(Brief) The expected answer is every line from the material below that has the word "Epistimon".

- - - - -

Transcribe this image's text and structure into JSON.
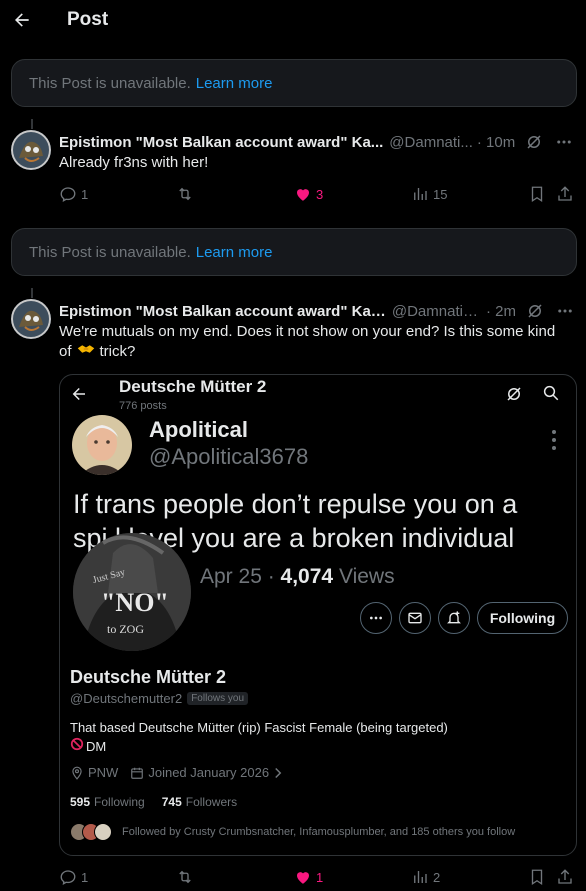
{
  "header": {
    "title": "Post"
  },
  "unavailable": {
    "text": "This Post is unavailable.",
    "link": "Learn more"
  },
  "post1": {
    "name": "Epistimon \"Most Balkan account award\" Ka...",
    "handle": "@Damnati...",
    "time": "· 10m",
    "text": "Already fr3ns with her!",
    "replies": "1",
    "reposts": "",
    "likes": "3",
    "views": "15"
  },
  "post2": {
    "name": "Epistimon \"Most Balkan account award\" Kap...",
    "handle": "@Damnatio...",
    "time": "· 2m",
    "text_line1": "We're mutuals on my end. Does it not show on your end? Is this some kind",
    "text_line2_prefix": "of",
    "text_line2_suffix": "trick?",
    "replies": "1",
    "likes": "1",
    "views": "2"
  },
  "embed": {
    "top_name": "Deutsche Mütter 2",
    "top_posts": "776 posts",
    "qt_name": "Apolitical",
    "qt_handle": "@Apolitical3678",
    "qt_text_line1": "If trans people don’t repulse you on a",
    "qt_text_line2": "spi      l level you are a broken individual",
    "qt_date": "Apr 25 ·",
    "qt_views_count": "4,074",
    "qt_views_label": "Views",
    "overlay_text_top": "Just Say",
    "overlay_text_no": "\"NO\"",
    "overlay_text_bottom": "to ZOG",
    "following_label": "Following",
    "profile": {
      "name": "Deutsche Mütter 2",
      "handle": "@Deutschemutter2",
      "follows_you": "Follows you",
      "bio_line1": "That based Deutsche Mütter (rip)  Fascist Female (being targeted)",
      "bio_line2": "DM",
      "location": "PNW",
      "joined": "Joined January 2026",
      "following_count": "595",
      "following_label": "Following",
      "followers_count": "745",
      "followers_label": "Followers",
      "followed_by": "Followed by Crusty Crumbsnatcher, Infamousplumber, and 185 others you follow"
    }
  },
  "colors": {
    "accent": "#1d9bf0",
    "like": "#f91880",
    "muted": "#71767b"
  }
}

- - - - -

(Solved exercise)
    "name": "Epistimon \"Most Balkan account award\" Ka...",
    "name": "Epistimon \"Most Balkan account award\" Kap...",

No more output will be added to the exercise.